INSTRUCTIONS FOR THE TASK: I'd like the data below restated word for word, with the pictures left out.

[App and web page records]
++++++++++

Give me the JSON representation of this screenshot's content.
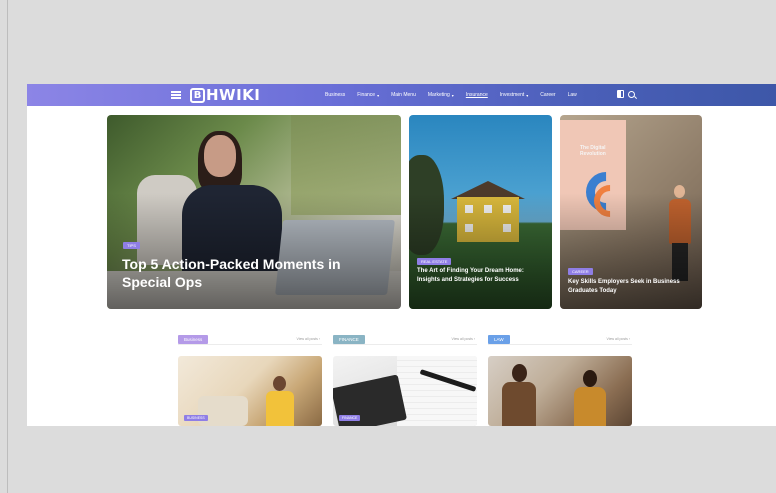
{
  "brand": {
    "logo_mark": "B",
    "logo_text": "HWIKI"
  },
  "nav": {
    "items": [
      {
        "label": "Business",
        "has_menu": false
      },
      {
        "label": "Finance",
        "has_menu": true
      },
      {
        "label": "Main Menu",
        "has_menu": false
      },
      {
        "label": "Marketing",
        "has_menu": true
      },
      {
        "label": "Insurance",
        "has_menu": false,
        "active": true
      },
      {
        "label": "Investment",
        "has_menu": true
      },
      {
        "label": "Career",
        "has_menu": false
      },
      {
        "label": "Law",
        "has_menu": false
      }
    ]
  },
  "featured": {
    "hero": {
      "badge": "TIPS",
      "title": "Top 5 Action-Packed Moments in Special Ops"
    },
    "house": {
      "badge": "REAL ESTATE",
      "title": "The Art of Finding Your Dream Home: Insights and Strategies for Success"
    },
    "presentation": {
      "badge": "CAREER",
      "title": "Key Skills Employers Seek in Business Graduates Today",
      "screen_text": "The Digital Revolution"
    }
  },
  "sections": [
    {
      "tag": "Business",
      "more": "View all posts ›",
      "badge": "BUSINESS"
    },
    {
      "tag": "FINANCE",
      "more": "View all posts ›",
      "badge": "FINANCE"
    },
    {
      "tag": "LAW",
      "more": "View all posts ›"
    }
  ],
  "colors": {
    "nav_gradient_start": "#8c85e6",
    "nav_gradient_end": "#3d57a8",
    "badge": "#8f7ee6"
  }
}
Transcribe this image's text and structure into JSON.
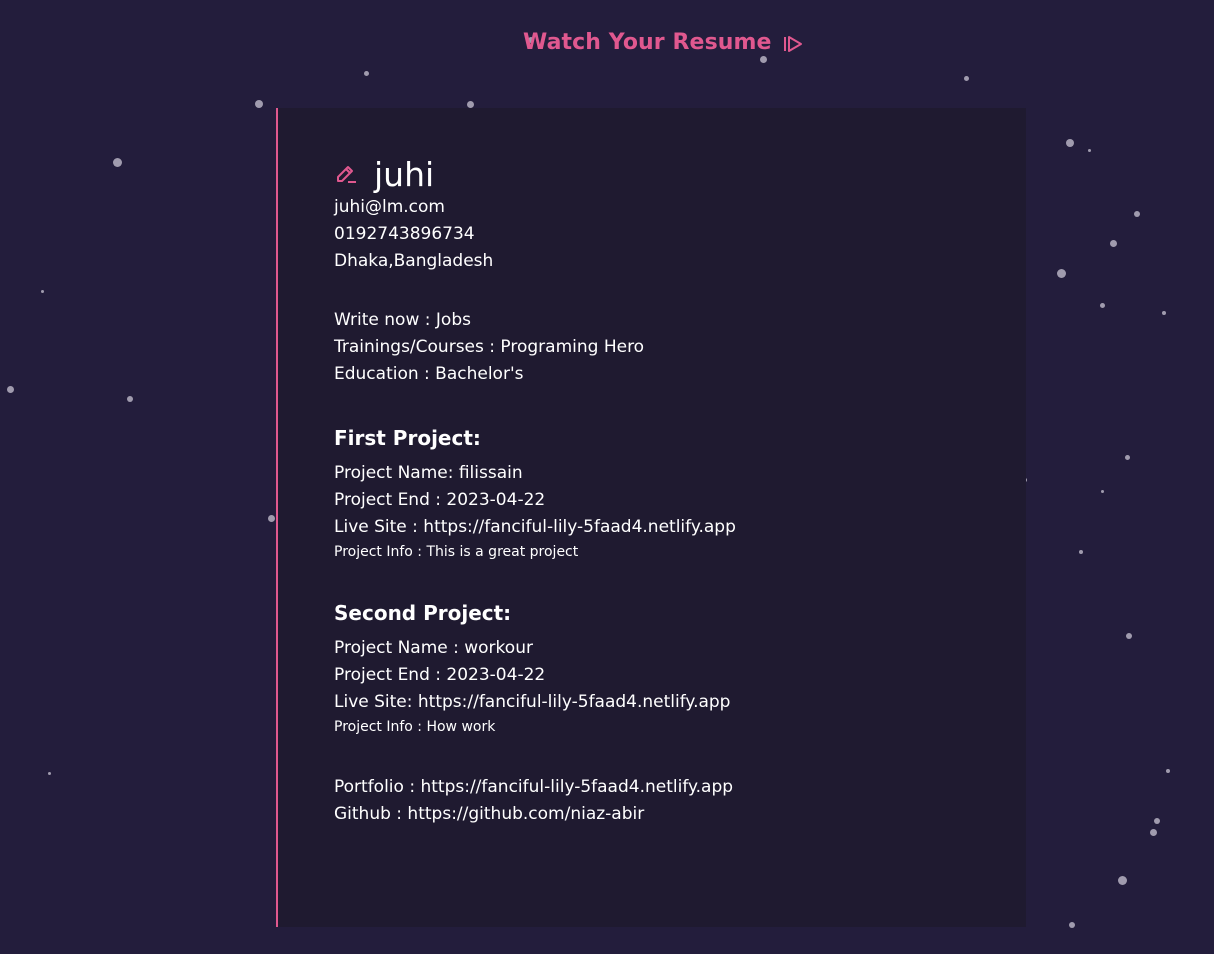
{
  "header": {
    "watch_label": "Watch Your Resume",
    "accent_color": "#e0588f",
    "icon": "play-step-forward-icon"
  },
  "profile": {
    "edit_icon": "edit-pencil-icon",
    "name": "juhi",
    "email": "juhi@lm.com",
    "phone": "0192743896734",
    "address": "Dhaka,Bangladesh"
  },
  "details": {
    "write_now": "Write now : Jobs",
    "trainings": "Trainings/Courses : Programing Hero",
    "education": "Education : Bachelor's"
  },
  "projects": [
    {
      "heading": "First Project:",
      "name": "Project Name: filissain",
      "end": "Project End : 2023-04-22",
      "live": "Live Site : https://fanciful-lily-5faad4.netlify.app",
      "info": "Project Info : This is a great project"
    },
    {
      "heading": "Second Project:",
      "name": "Project Name : workour",
      "end": "Project End : 2023-04-22",
      "live": "Live Site: https://fanciful-lily-5faad4.netlify.app",
      "info": "Project Info : How work"
    }
  ],
  "links": {
    "portfolio": "Portfolio : https://fanciful-lily-5faad4.netlify.app",
    "github": "Github : https://github.com/niaz-abir"
  },
  "colors": {
    "background": "#231d3c",
    "card": "#1f1a30",
    "text": "#ffffff",
    "star": "#b6b2c2"
  }
}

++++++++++

RESPONSE TO THIS EXERCISE:
Give me the JSON representation of this screenshot's content.
{
  "brand": {
    "logo_mark": "B",
    "logo_text": "HWIKI"
  },
  "nav": {
    "items": [
      {
        "label": "Business",
        "has_menu": false
      },
      {
        "label": "Finance",
        "has_menu": true
      },
      {
        "label": "Main Menu",
        "has_menu": false
      },
      {
        "label": "Marketing",
        "has_menu": true
      },
      {
        "label": "Insurance",
        "has_menu": false,
        "active": true
      },
      {
        "label": "Investment",
        "has_menu": true
      },
      {
        "label": "Career",
        "has_menu": false
      },
      {
        "label": "Law",
        "has_menu": false
      }
    ]
  },
  "featured": {
    "hero": {
      "badge": "TIPS",
      "title": "Top 5 Action-Packed Moments in Special Ops"
    },
    "house": {
      "badge": "REAL ESTATE",
      "title": "The Art of Finding Your Dream Home: Insights and Strategies for Success"
    },
    "presentation": {
      "badge": "CAREER",
      "title": "Key Skills Employers Seek in Business Graduates Today",
      "screen_text": "The Digital Revolution"
    }
  },
  "sections": [
    {
      "tag": "Business",
      "more": "View all posts ›",
      "badge": "BUSINESS"
    },
    {
      "tag": "FINANCE",
      "more": "View all posts ›",
      "badge": "FINANCE"
    },
    {
      "tag": "LAW",
      "more": "View all posts ›"
    }
  ],
  "colors": {
    "nav_gradient_start": "#8c85e6",
    "nav_gradient_end": "#3d57a8",
    "badge": "#8f7ee6"
  }
}
Transcribe this image's text and structure into JSON.
{
  "header": {
    "watch_label": "Watch Your Resume",
    "accent_color": "#e0588f",
    "icon": "play-step-forward-icon"
  },
  "profile": {
    "edit_icon": "edit-pencil-icon",
    "name": "juhi",
    "email": "juhi@lm.com",
    "phone": "0192743896734",
    "address": "Dhaka,Bangladesh"
  },
  "details": {
    "write_now": "Write now : Jobs",
    "trainings": "Trainings/Courses : Programing Hero",
    "education": "Education : Bachelor's"
  },
  "projects": [
    {
      "heading": "First Project:",
      "name": "Project Name: filissain",
      "end": "Project End : 2023-04-22",
      "live": "Live Site : https://fanciful-lily-5faad4.netlify.app",
      "info": "Project Info : This is a great project"
    },
    {
      "heading": "Second Project:",
      "name": "Project Name : workour",
      "end": "Project End : 2023-04-22",
      "live": "Live Site: https://fanciful-lily-5faad4.netlify.app",
      "info": "Project Info : How work"
    }
  ],
  "links": {
    "portfolio": "Portfolio : https://fanciful-lily-5faad4.netlify.app",
    "github": "Github : https://github.com/niaz-abir"
  },
  "colors": {
    "background": "#231d3c",
    "card": "#1f1a30",
    "text": "#ffffff",
    "star": "#b6b2c2"
  }
}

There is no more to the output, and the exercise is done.